My Almost Famous Family.

My Almost Famous Family

BBC Two sitcom. 11 episodes (1 series) in 2009. Stars Rakie Ayola, Andrew Clover, Angus Harrison, Matthew Jacobs Morgan, Naomi Battrick, Dominique Moore, Rachel Brady and others.

Press Clippings

Much maligned of late, CBBC has responded with several ambitious, innovative and entertaining programmes - Roy, Horrible Histories, Sorry, I've Got No Head - the latest of which is My Almost Famous Family.

Cheerfully chucking together elements of The Partridge Family, The Brady Bunch and pThe Monkees and infused with the cheesy spirit of High School Musical, the show is a musical comedy about the Swanns, aka Perfect Harmony, a multi-talented, Anglo-American family who win a stab at fame as the house band on a teatime TV chat show.

Episode one saw Perfect Harmony fall foul of the show's teenage host Annabelle, an adolescent anti-Christ clad in bubblegum pink, and her scheming, cringing, fawning manager /mother.
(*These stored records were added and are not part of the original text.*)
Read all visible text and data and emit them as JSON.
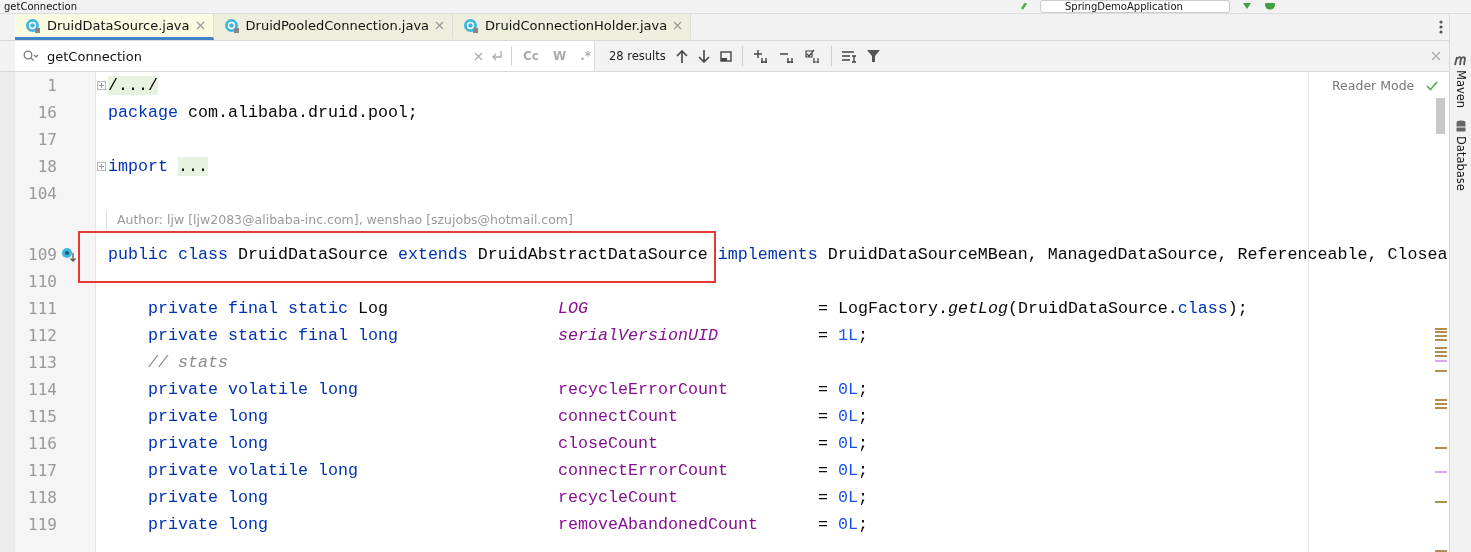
{
  "window": {
    "title": "getConnection",
    "run_config": "SpringDemoApplication"
  },
  "tabs": [
    {
      "label": "DruidDataSource.java",
      "selected": true
    },
    {
      "label": "DruidPooledConnection.java",
      "selected": false
    },
    {
      "label": "DruidConnectionHolder.java",
      "selected": false
    }
  ],
  "search": {
    "value": "getConnection",
    "toggles": [
      "Cc",
      "W",
      ".*"
    ],
    "results": "28 results"
  },
  "reader_mode": "Reader Mode",
  "editor": {
    "rows": [
      {
        "kind": "code",
        "number": "1",
        "folded": true,
        "tokens": [
          {
            "text": "/.../",
            "kind": "fold"
          }
        ]
      },
      {
        "kind": "code",
        "number": "16",
        "tokens": [
          {
            "text": "package",
            "kind": "keyword"
          },
          {
            "text": "com.alibaba.druid.pool;",
            "kind": "plain"
          }
        ]
      },
      {
        "kind": "code",
        "number": "17",
        "tokens": []
      },
      {
        "kind": "code",
        "number": "18",
        "folded": true,
        "tokens": [
          {
            "text": "import",
            "kind": "keyword"
          },
          {
            "text": "...",
            "kind": "fold"
          }
        ]
      },
      {
        "kind": "code",
        "number": "104",
        "tokens": []
      },
      {
        "kind": "inlay",
        "text": "Author: ljw [ljw2083@alibaba-inc.com], wenshao [szujobs@hotmail.com]"
      },
      {
        "kind": "code",
        "number": "109",
        "implemented": true,
        "tokens": [
          {
            "text": "public class",
            "kind": "keyword"
          },
          {
            "text": "DruidDataSource",
            "kind": "plain"
          },
          {
            "text": "extends",
            "kind": "keyword"
          },
          {
            "text": "DruidAbstractDataSource",
            "kind": "plain"
          },
          {
            "text": "implements",
            "kind": "keyword"
          },
          {
            "text": "DruidDataSourceMBean, ManagedDataSource, Referenceable, Closea",
            "kind": "plain"
          }
        ]
      },
      {
        "kind": "code",
        "number": "110",
        "tokens": []
      },
      {
        "kind": "declaration",
        "number": "111",
        "modifiers": "private final static",
        "type": "Log",
        "name": "LOG",
        "static": true,
        "init": [
          {
            "text": "= LogFactory.",
            "kind": "plain"
          },
          {
            "text": "getLog",
            "kind": "static-call"
          },
          {
            "text": "(DruidDataSource.",
            "kind": "plain"
          },
          {
            "text": "class",
            "kind": "keyword"
          },
          {
            "text": ");",
            "kind": "plain"
          }
        ]
      },
      {
        "kind": "declaration",
        "number": "112",
        "modifiers": "private static final long",
        "name": "serialVersionUID",
        "static": true,
        "init": [
          {
            "text": "= ",
            "kind": "plain"
          },
          {
            "text": "1L",
            "kind": "number"
          },
          {
            "text": ";",
            "kind": "plain"
          }
        ]
      },
      {
        "kind": "comment",
        "number": "113",
        "text": "// stats"
      },
      {
        "kind": "declaration",
        "number": "114",
        "modifiers": "private volatile long",
        "name": "recycleErrorCount",
        "static": false,
        "init": [
          {
            "text": "= ",
            "kind": "plain"
          },
          {
            "text": "0L",
            "kind": "number"
          },
          {
            "text": ";",
            "kind": "plain"
          }
        ]
      },
      {
        "kind": "declaration",
        "number": "115",
        "modifiers": "private long",
        "name": "connectCount",
        "static": false,
        "init": [
          {
            "text": "= ",
            "kind": "plain"
          },
          {
            "text": "0L",
            "kind": "number"
          },
          {
            "text": ";",
            "kind": "plain"
          }
        ]
      },
      {
        "kind": "declaration",
        "number": "116",
        "modifiers": "private long",
        "name": "closeCount",
        "static": false,
        "init": [
          {
            "text": "= ",
            "kind": "plain"
          },
          {
            "text": "0L",
            "kind": "number"
          },
          {
            "text": ";",
            "kind": "plain"
          }
        ]
      },
      {
        "kind": "declaration",
        "number": "117",
        "modifiers": "private volatile long",
        "name": "connectErrorCount",
        "static": false,
        "init": [
          {
            "text": "= ",
            "kind": "plain"
          },
          {
            "text": "0L",
            "kind": "number"
          },
          {
            "text": ";",
            "kind": "plain"
          }
        ]
      },
      {
        "kind": "declaration",
        "number": "118",
        "modifiers": "private long",
        "name": "recycleCount",
        "static": false,
        "init": [
          {
            "text": "= ",
            "kind": "plain"
          },
          {
            "text": "0L",
            "kind": "number"
          },
          {
            "text": ";",
            "kind": "plain"
          }
        ]
      },
      {
        "kind": "declaration",
        "number": "119",
        "modifiers": "private long",
        "name": "removeAbandonedCount",
        "static": false,
        "init": [
          {
            "text": "= ",
            "kind": "plain"
          },
          {
            "text": "0L",
            "kind": "number"
          },
          {
            "text": ";",
            "kind": "plain"
          }
        ]
      }
    ]
  },
  "right_stripe": [
    "Maven",
    "Database"
  ]
}
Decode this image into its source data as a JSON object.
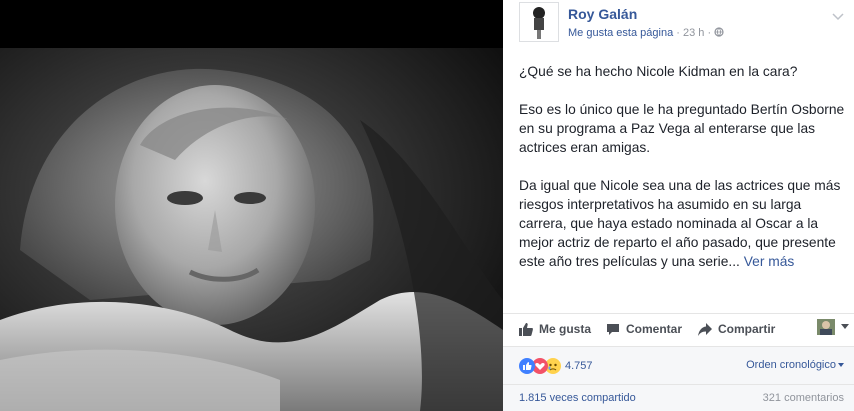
{
  "post": {
    "author": "Roy Galán",
    "liked_page": "Me gusta esta página",
    "separator": " · ",
    "time": "23 h",
    "paragraphs": [
      "¿Qué se ha hecho Nicole Kidman en la cara?",
      "Eso es lo único que le ha preguntado Bertín Osborne en su programa a Paz Vega al enterarse que las actrices eran amigas.",
      "Da igual que Nicole sea una de las actrices que más riesgos interpretativos ha asumido en su larga carrera, que haya estado nominada al Oscar a la mejor actriz de reparto el año pasado, que presente este año tres películas y una serie..."
    ],
    "see_more": "Ver más"
  },
  "actions": {
    "like": "Me gusta",
    "comment": "Comentar",
    "share": "Compartir"
  },
  "reactions": {
    "count": "4.757",
    "sort": "Orden cronológico",
    "types": [
      "like-icon",
      "love-icon",
      "sad-icon"
    ]
  },
  "stats": {
    "shares": "1.815 veces compartido",
    "comments": "321 comentarios"
  },
  "colors": {
    "link": "#365899",
    "like_blue": "#4080ff",
    "love_red": "#f25268",
    "sad_yellow": "#ffd24d"
  }
}
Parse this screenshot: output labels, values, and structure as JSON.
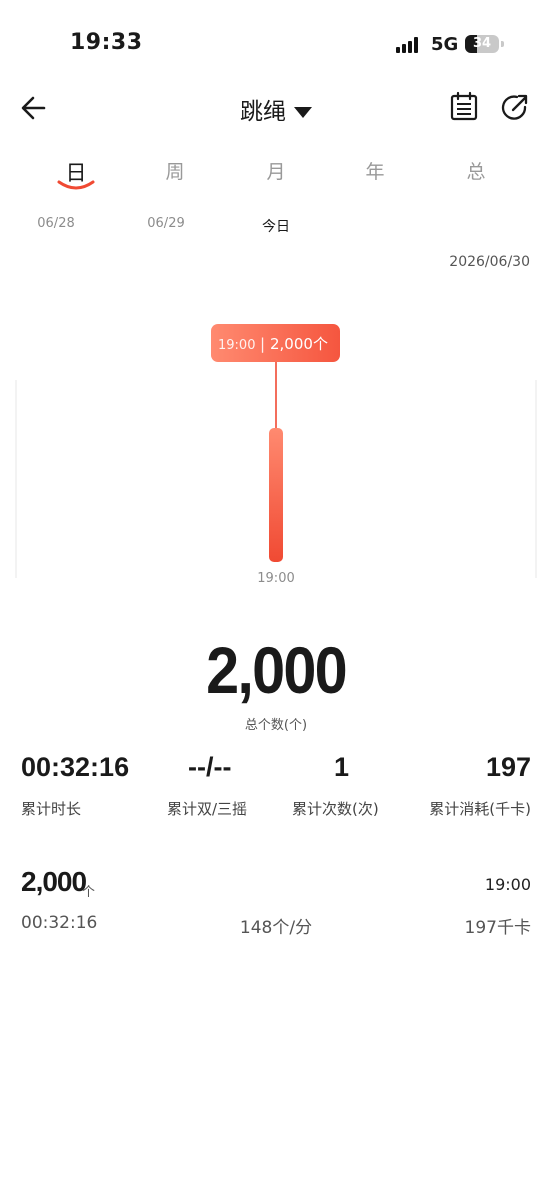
{
  "status": {
    "time": "19:33",
    "network": "5G",
    "battery": "34",
    "battery_level": 0.34
  },
  "header": {
    "title": "跳绳",
    "icons": [
      "back-arrow-icon",
      "caret-down-icon",
      "calendar-list-icon",
      "share-icon"
    ]
  },
  "tabs": [
    {
      "label": "日",
      "active": true
    },
    {
      "label": "周",
      "active": false
    },
    {
      "label": "月",
      "active": false
    },
    {
      "label": "年",
      "active": false
    },
    {
      "label": "总",
      "active": false
    }
  ],
  "dates": [
    {
      "label": "06/28",
      "active": false
    },
    {
      "label": "06/29",
      "active": false
    },
    {
      "label": "今日",
      "active": true
    }
  ],
  "full_date": "2026/06/30",
  "chart_data": {
    "type": "bar",
    "categories": [
      "19:00"
    ],
    "values": [
      2000
    ],
    "tooltip": {
      "time": "19:00",
      "value": "2,000个"
    },
    "xlabel": "",
    "ylabel": "",
    "colors": {
      "top": "#ff8a70",
      "bottom": "#f04a33"
    }
  },
  "summary": {
    "total": "2,000",
    "total_label": "总个数(个)",
    "stats": [
      {
        "value": "00:32:16",
        "label": "累计时长"
      },
      {
        "value": "--/--",
        "label": "累计双/三摇"
      },
      {
        "value": "1",
        "label": "累计次数(次)"
      },
      {
        "value": "197",
        "label": "累计消耗(千卡)"
      }
    ]
  },
  "record": {
    "count": "2,000",
    "unit": "个",
    "time": "19:00",
    "duration": "00:32:16",
    "pace": "148个/分",
    "calories": "197千卡"
  },
  "colors": {
    "accent": "#f04a33",
    "accent_light": "#ff8a70"
  }
}
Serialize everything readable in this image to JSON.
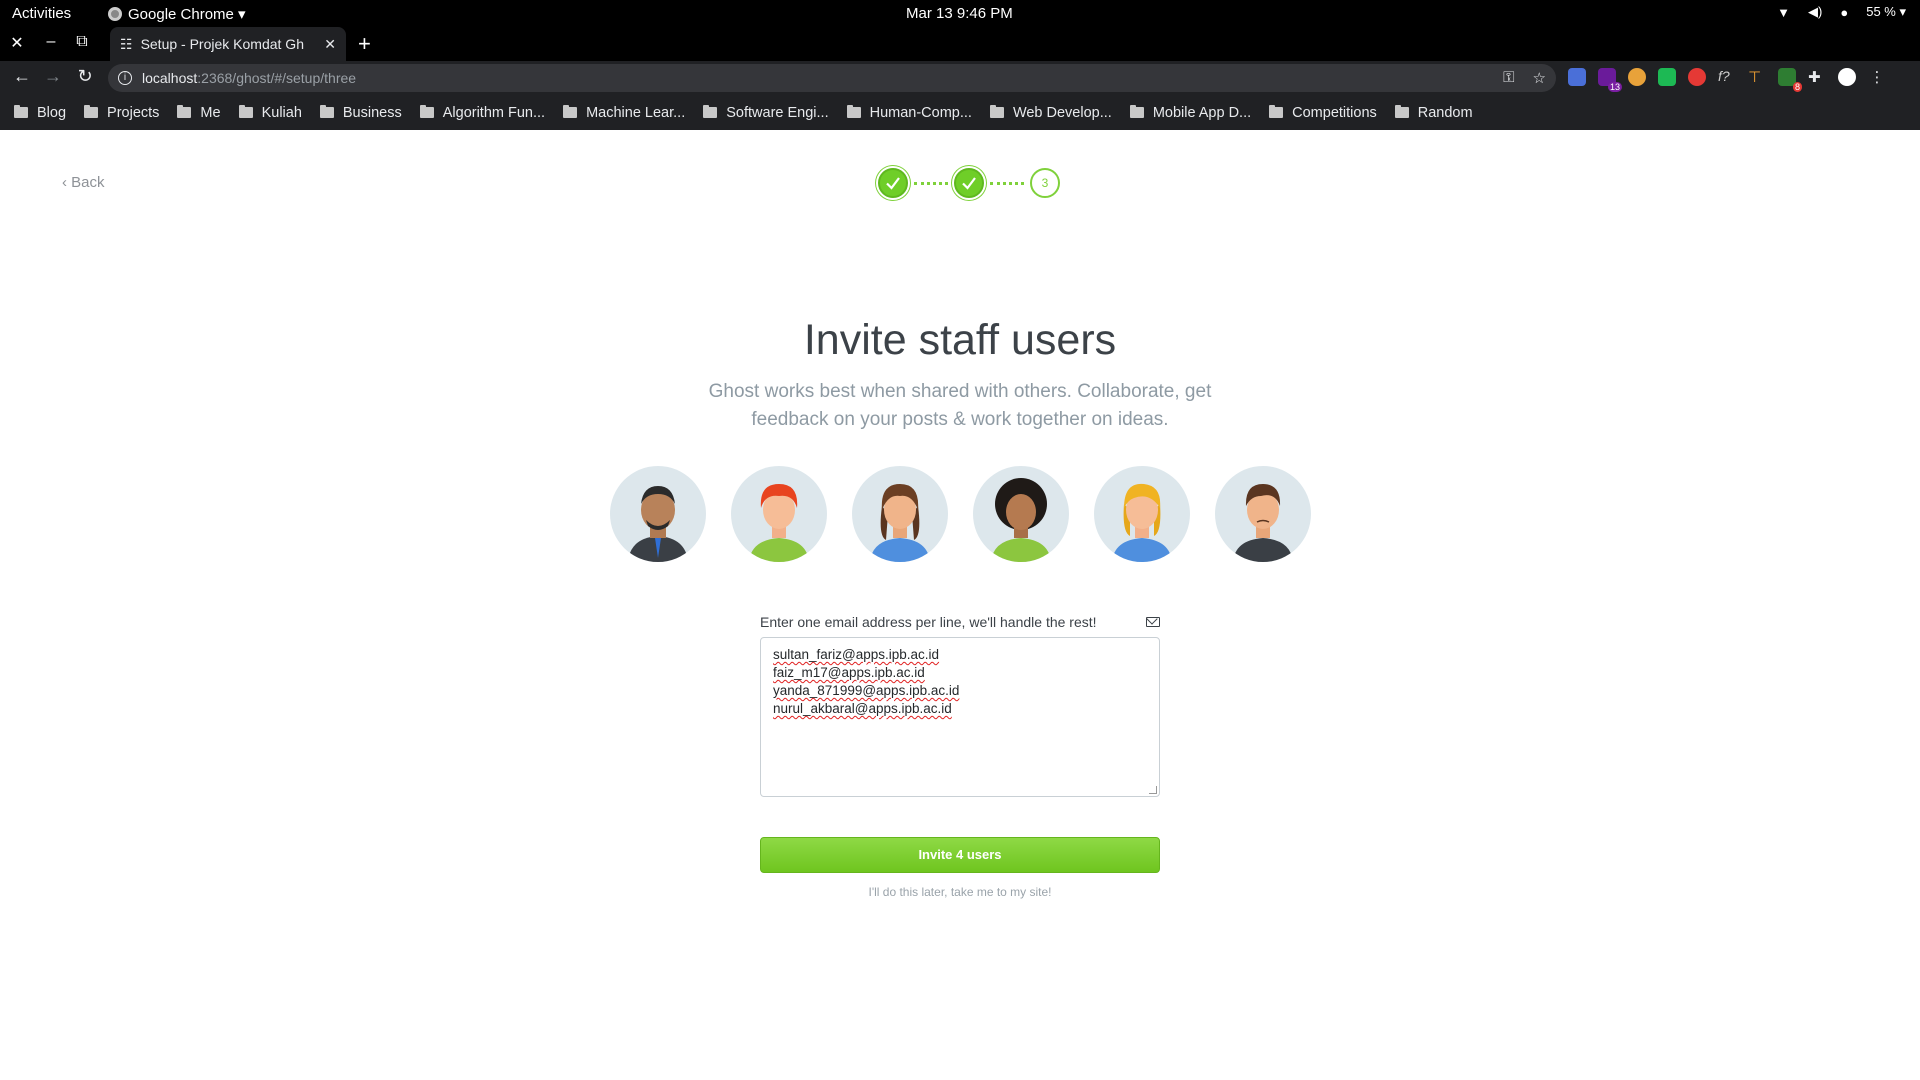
{
  "system_bar": {
    "activities": "Activities",
    "app_name": "Google Chrome ▾",
    "clock": "Mar 13  9:46 PM",
    "battery": "55 % ▾"
  },
  "browser": {
    "tab_title": "Setup - Projek Komdat Gh",
    "url_host": "localhost",
    "url_path": ":2368/ghost/#/setup/three",
    "extension_badges": [
      "13",
      "8"
    ],
    "bookmarks": [
      "Blog",
      "Projects",
      "Me",
      "Kuliah",
      "Business",
      "Algorithm Fun...",
      "Machine Lear...",
      "Software Engi...",
      "Human-Comp...",
      "Web Develop...",
      "Mobile App D...",
      "Competitions",
      "Random"
    ]
  },
  "page": {
    "back_label": "‹ Back",
    "step_current": "3",
    "heading": "Invite staff users",
    "subtitle": "Ghost works best when shared with others. Collaborate, get feedback on your posts & work together on ideas.",
    "form_label": "Enter one email address per line, we'll handle the rest!",
    "emails": [
      "sultan_fariz@apps.ipb.ac.id",
      "faiz_m17@apps.ipb.ac.id",
      "yanda_871999@apps.ipb.ac.id",
      "nurul_akbaral@apps.ipb.ac.id"
    ],
    "invite_button": "Invite 4 users",
    "skip_link": "I'll do this later, take me to my site!"
  },
  "colors": {
    "accent_green": "#7fd13b",
    "button_green": "#6fc51f",
    "avatar_bg": "#dde7ec"
  }
}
Annabelle is a splendid, scene-stealing monster and I sincerely hope the series doesn't go spoiling things by giving her any redeeming features in later episodes. Meanwhile, in a separate sub-plot, the Swann's teenage brainbox Toyah is forced to choose between careers in classical and rock music.

It is all very jolly, colourful, energetic, entertaining, funny, frivolous and slick. That the comedy was broad and the musical numbers slightly underwhelming can be easily overlooked amid all the exuberance.

Harry Venning, The Stage, 21st September 2009

Saturday morning family comedy with a musical twist. This all-singing, all dancing comedy featuring the Swann step-family is a Partridge Family or Brady Bunch for the 21st Century.

What's On TV, 12th September 2009

This chirpy, if slightly hackneyed, new comedy for children centres upon the Swann family: half African-American, half English, all musical, and with big ambitions for their six-piece group, suggestively titled We're in Perfect Harmony. Discord, needless to say, awaits them in the wings, as they bag a gig as the house band on a popular television chat show and start becoming almost famous, which, as any modestly successful pop musician will tell you, isn't as easy as it looks.

Pete Naughton, The Telegraph, 12th September 2009